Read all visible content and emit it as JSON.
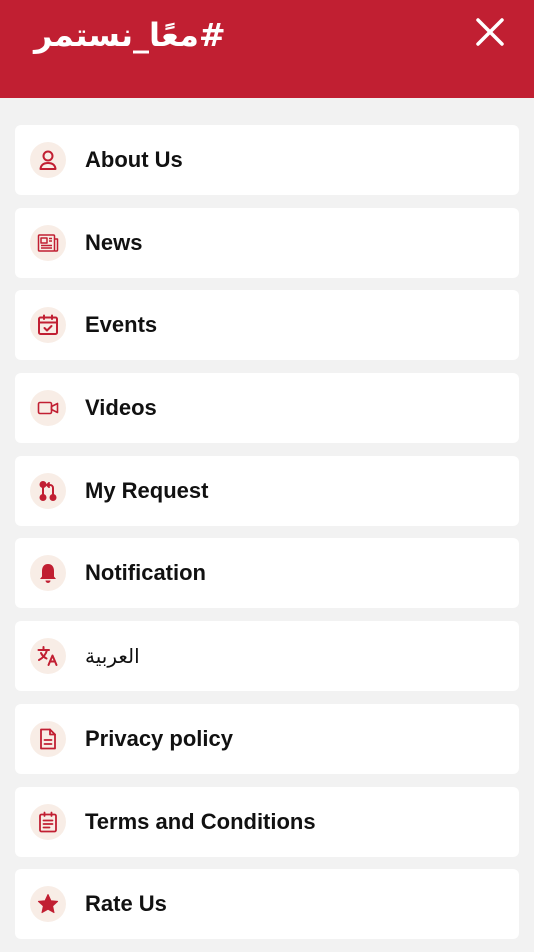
{
  "header": {
    "brand": "#معًا_نستمر"
  },
  "theme": {
    "primary": "#c11f32",
    "icon_bg": "#f8ede6",
    "page_bg": "#f2f2f2"
  },
  "menu": {
    "items": [
      {
        "label": "About Us",
        "icon": "person-icon"
      },
      {
        "label": "News",
        "icon": "newspaper-icon"
      },
      {
        "label": "Events",
        "icon": "calendar-check-icon"
      },
      {
        "label": "Videos",
        "icon": "video-camera-icon"
      },
      {
        "label": "My Request",
        "icon": "pull-request-icon"
      },
      {
        "label": "Notification",
        "icon": "bell-icon"
      },
      {
        "label": "العربية",
        "icon": "translate-icon"
      },
      {
        "label": "Privacy policy",
        "icon": "document-icon"
      },
      {
        "label": "Terms and Conditions",
        "icon": "list-calendar-icon"
      },
      {
        "label": "Rate Us",
        "icon": "star-icon"
      }
    ]
  }
}
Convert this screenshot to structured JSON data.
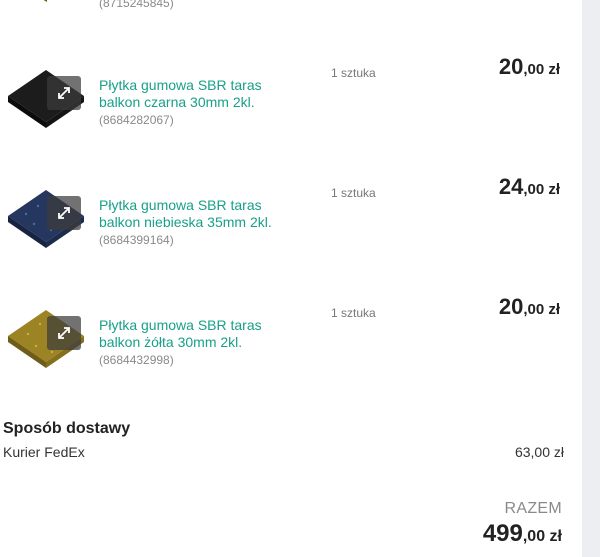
{
  "previous_item": {
    "sku": "(8715245845)"
  },
  "items": [
    {
      "name_line1": "Płytka gumowa SBR taras",
      "name_line2": "balkon czarna 30mm 2kl.",
      "sku": "(8684282067)",
      "quantity": "1 sztuka",
      "price_main": "20",
      "price_fraction": ",00 zł",
      "color": "#1c1c1c"
    },
    {
      "name_line1": "Płytka gumowa SBR taras",
      "name_line2": "balkon niebieska 35mm 2kl.",
      "sku": "(8684399164)",
      "quantity": "1 sztuka",
      "price_main": "24",
      "price_fraction": ",00 zł",
      "color": "#25365f"
    },
    {
      "name_line1": "Płytka gumowa SBR taras",
      "name_line2": "balkon żółta 30mm 2kl.",
      "sku": "(8684432998)",
      "quantity": "1 sztuka",
      "price_main": "20",
      "price_fraction": ",00 zł",
      "color": "#9c8425"
    }
  ],
  "delivery": {
    "title": "Sposób dostawy",
    "method": "Kurier FedEx",
    "price": "63,00 zł"
  },
  "total": {
    "label": "RAZEM",
    "main": "499",
    "fraction": ",00 zł"
  },
  "colors": {
    "link": "#18a08a",
    "muted": "#8a8a8a",
    "scrollbar_track": "#eceef2"
  }
}
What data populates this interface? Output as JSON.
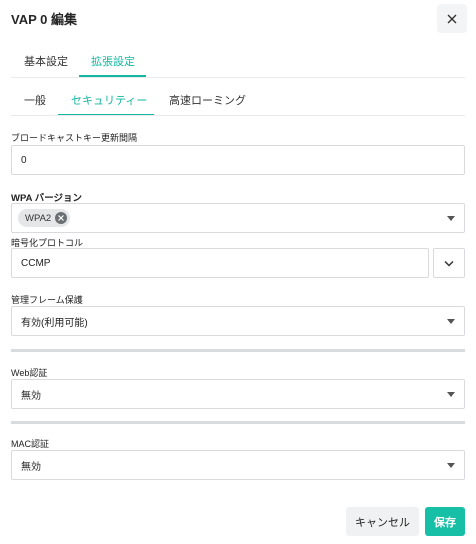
{
  "dialog": {
    "title": "VAP 0 編集"
  },
  "tabs": [
    {
      "label": "基本設定",
      "active": false
    },
    {
      "label": "拡張設定",
      "active": true
    }
  ],
  "subtabs": [
    {
      "label": "一般",
      "active": false
    },
    {
      "label": "セキュリティー",
      "active": true
    },
    {
      "label": "高速ローミング",
      "active": false
    }
  ],
  "fields": {
    "broadcast_key": {
      "label": "ブロードキャストキー更新間隔",
      "value": "0"
    },
    "wpa_version": {
      "label": "WPA バージョン",
      "chip": "WPA2"
    },
    "encryption": {
      "label": "暗号化プロトコル",
      "value": "CCMP"
    },
    "mgmt_frame": {
      "label": "管理フレーム保護",
      "value": "有効(利用可能)"
    },
    "web_auth": {
      "label": "Web認証",
      "value": "無効"
    },
    "mac_auth": {
      "label": "MAC認証",
      "value": "無効"
    }
  },
  "buttons": {
    "cancel": "キャンセル",
    "save": "保存"
  },
  "colors": {
    "accent": "#14b8a2",
    "save": "#17bfa6"
  }
}
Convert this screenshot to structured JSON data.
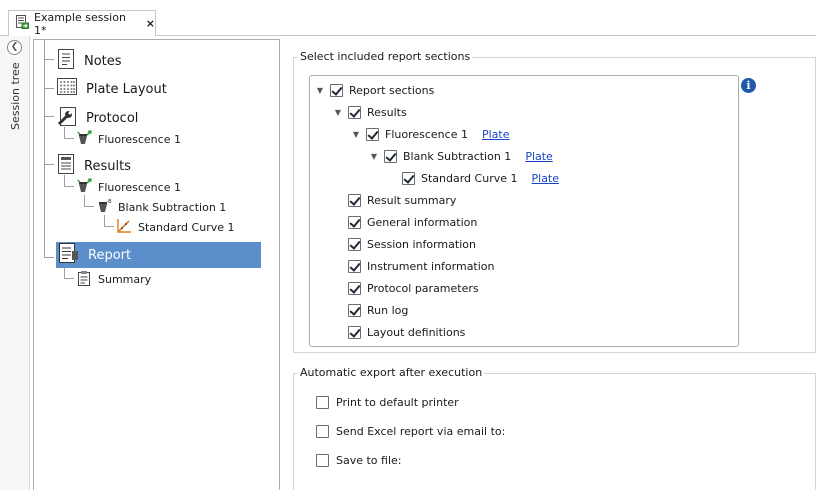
{
  "tab": {
    "title": "Example session 1*",
    "close": "×"
  },
  "session_strip": {
    "label": "Session tree",
    "collapse_glyph": "❮"
  },
  "tree": {
    "notes": "Notes",
    "plate_layout": "Plate Layout",
    "protocol": "Protocol",
    "protocol_fluorescence": "Fluorescence 1",
    "results": "Results",
    "results_fluorescence": "Fluorescence 1",
    "blank_subtraction": "Blank Subtraction 1",
    "standard_curve": "Standard Curve 1",
    "report": "Report",
    "summary": "Summary"
  },
  "sections": {
    "title": "Select included report sections",
    "info": "i",
    "root": {
      "label": "Report sections",
      "checked": true
    },
    "results": {
      "label": "Results",
      "checked": true
    },
    "fluorescence": {
      "label": "Fluorescence 1",
      "link": "Plate",
      "checked": true
    },
    "blank": {
      "label": "Blank Subtraction 1",
      "link": "Plate",
      "checked": true
    },
    "standard": {
      "label": "Standard Curve 1",
      "link": "Plate",
      "checked": true
    },
    "items": [
      {
        "label": "Result summary",
        "checked": true
      },
      {
        "label": "General information",
        "checked": true
      },
      {
        "label": "Session information",
        "checked": true
      },
      {
        "label": "Instrument information",
        "checked": true
      },
      {
        "label": "Protocol parameters",
        "checked": true
      },
      {
        "label": "Run log",
        "checked": true
      },
      {
        "label": "Layout definitions",
        "checked": true
      }
    ]
  },
  "export": {
    "title": "Automatic export after execution",
    "options": [
      {
        "label": "Print to default printer",
        "checked": false
      },
      {
        "label": "Send Excel report via email to:",
        "checked": false
      },
      {
        "label": "Save to file:",
        "checked": false
      }
    ]
  },
  "colors": {
    "selection": "#5b8fcb",
    "link": "#1a45c8",
    "info": "#1e5aa8"
  }
}
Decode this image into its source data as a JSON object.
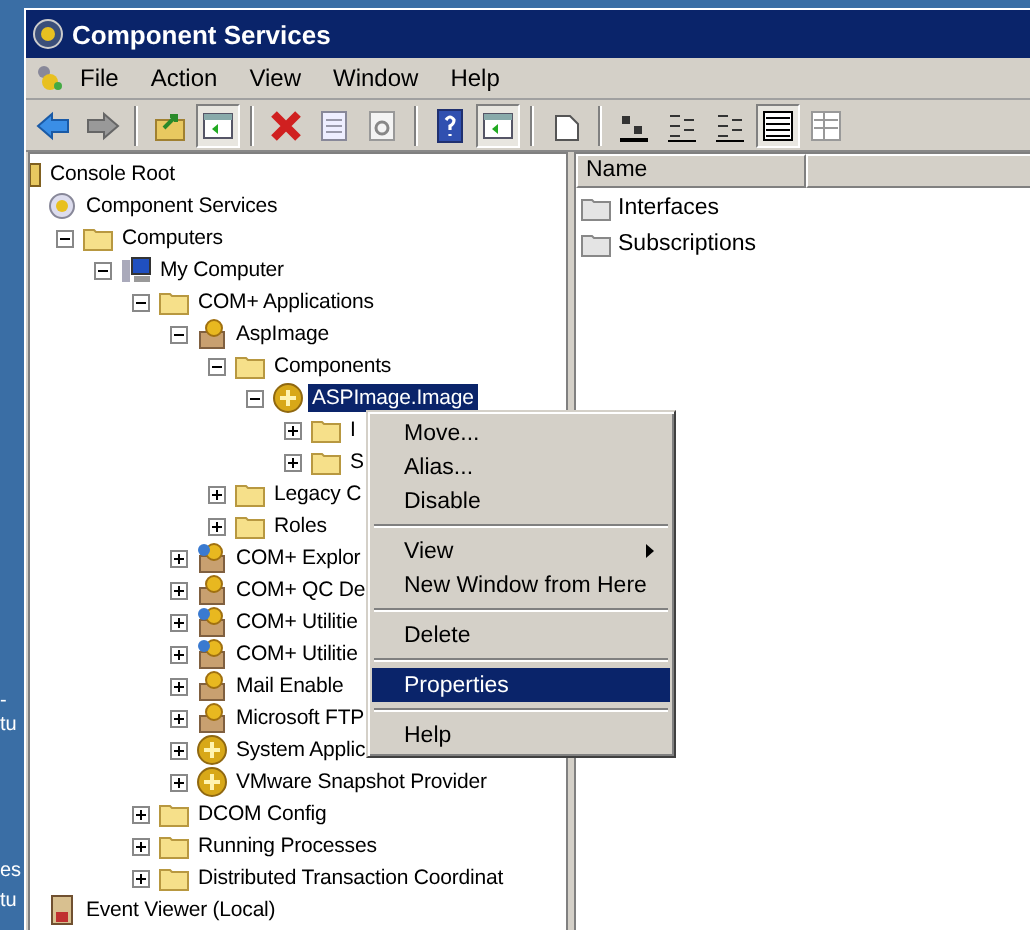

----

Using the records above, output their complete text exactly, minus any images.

> [Response to this task]:
Read all visible content and emit it as JSON.
{
  "header": {
    "brand": "#معًا_نستمر"
  },
  "theme": {
    "primary": "#c11f32",
    "icon_bg": "#f8ede6",
    "page_bg": "#f2f2f2"
  },
  "menu": {
    "items": [
      {
        "label": "About Us",
        "icon": "person-icon"
      },
      {
        "label": "News",
        "icon": "newspaper-icon"
      },
      {
        "label": "Events",
        "icon": "calendar-check-icon"
      },
      {
        "label": "Videos",
        "icon": "video-camera-icon"
      },
      {
        "label": "My Request",
        "icon": "pull-request-icon"
      },
      {
        "label": "Notification",
        "icon": "bell-icon"
      },
      {
        "label": "العربية",
        "icon": "translate-icon"
      },
      {
        "label": "Privacy policy",
        "icon": "document-icon"
      },
      {
        "label": "Terms and Conditions",
        "icon": "list-calendar-icon"
      },
      {
        "label": "Rate Us",
        "icon": "star-icon"
      }
    ]
  }
}
Convert this screenshot to structured JSON data.
{
  "previous_item": {
    "sku": "(8715245845)"
  },
  "items": [
    {
      "name_line1": "Płytka gumowa SBR taras",
      "name_line2": "balkon czarna 30mm 2kl.",
      "sku": "(8684282067)",
      "quantity": "1 sztuka",
      "price_main": "20",
      "price_fraction": ",00 zł",
      "color": "#1c1c1c"
    },
    {
      "name_line1": "Płytka gumowa SBR taras",
      "name_line2": "balkon niebieska 35mm 2kl.",
      "sku": "(8684399164)",
      "quantity": "1 sztuka",
      "price_main": "24",
      "price_fraction": ",00 zł",
      "color": "#25365f"
    },
    {
      "name_line1": "Płytka gumowa SBR taras",
      "name_line2": "balkon żółta 30mm 2kl.",
      "sku": "(8684432998)",
      "quantity": "1 sztuka",
      "price_main": "20",
      "price_fraction": ",00 zł",
      "color": "#9c8425"
    }
  ],
  "delivery": {
    "title": "Sposób dostawy",
    "method": "Kurier FedEx",
    "price": "63,00 zł"
  },
  "total": {
    "label": "RAZEM",
    "main": "499",
    "fraction": ",00 zł"
  },
  "colors": {
    "link": "#18a08a",
    "muted": "#8a8a8a",
    "scrollbar_track": "#eceef2"
  }
}
What data populates this interface? Output as JSON.
{
  "dialog": {
    "title": "VAP 0 編集"
  },
  "tabs": [
    {
      "label": "基本設定",
      "active": false
    },
    {
      "label": "拡張設定",
      "active": true
    }
  ],
  "subtabs": [
    {
      "label": "一般",
      "active": false
    },
    {
      "label": "セキュリティー",
      "active": true
    },
    {
      "label": "高速ローミング",
      "active": false
    }
  ],
  "fields": {
    "broadcast_key": {
      "label": "ブロードキャストキー更新間隔",
      "value": "0"
    },
    "wpa_version": {
      "label": "WPA バージョン",
      "chip": "WPA2"
    },
    "encryption": {
      "label": "暗号化プロトコル",
      "value": "CCMP"
    },
    "mgmt_frame": {
      "label": "管理フレーム保護",
      "value": "有効(利用可能)"
    },
    "web_auth": {
      "label": "Web認証",
      "value": "無効"
    },
    "mac_auth": {
      "label": "MAC認証",
      "value": "無効"
    }
  },
  "buttons": {
    "cancel": "キャンセル",
    "save": "保存"
  },
  "colors": {
    "accent": "#14b8a2",
    "save": "#17bfa6"
  }
}
Convert this screenshot to structured JSON data.
{
  "tab": {
    "title": "Example session 1*",
    "close": "×"
  },
  "session_strip": {
    "label": "Session tree",
    "collapse_glyph": "❮"
  },
  "tree": {
    "notes": "Notes",
    "plate_layout": "Plate Layout",
    "protocol": "Protocol",
    "protocol_fluorescence": "Fluorescence 1",
    "results": "Results",
    "results_fluorescence": "Fluorescence 1",
    "blank_subtraction": "Blank Subtraction 1",
    "standard_curve": "Standard Curve 1",
    "report": "Report",
    "summary": "Summary"
  },
  "sections": {
    "title": "Select included report sections",
    "info": "i",
    "root": {
      "label": "Report sections",
      "checked": true
    },
    "results": {
      "label": "Results",
      "checked": true
    },
    "fluorescence": {
      "label": "Fluorescence 1",
      "link": "Plate",
      "checked": true
    },
    "blank": {
      "label": "Blank Subtraction 1",
      "link": "Plate",
      "checked": true
    },
    "standard": {
      "label": "Standard Curve 1",
      "link": "Plate",
      "checked": true
    },
    "items": [
      {
        "label": "Result summary",
        "checked": true
      },
      {
        "label": "General information",
        "checked": true
      },
      {
        "label": "Session information",
        "checked": true
      },
      {
        "label": "Instrument information",
        "checked": true
      },
      {
        "label": "Protocol parameters",
        "checked": true
      },
      {
        "label": "Run log",
        "checked": true
      },
      {
        "label": "Layout definitions",
        "checked": true
      }
    ]
  },
  "export": {
    "title": "Automatic export after execution",
    "options": [
      {
        "label": "Print to default printer",
        "checked": false
      },
      {
        "label": "Send Excel report via email to:",
        "checked": false
      },
      {
        "label": "Save to file:",
        "checked": false
      }
    ]
  },
  "colors": {
    "selection": "#5b8fcb",
    "link": "#1a45c8",
    "info": "#1e5aa8"
  }
}
Decode this image into its source data as a JSON object.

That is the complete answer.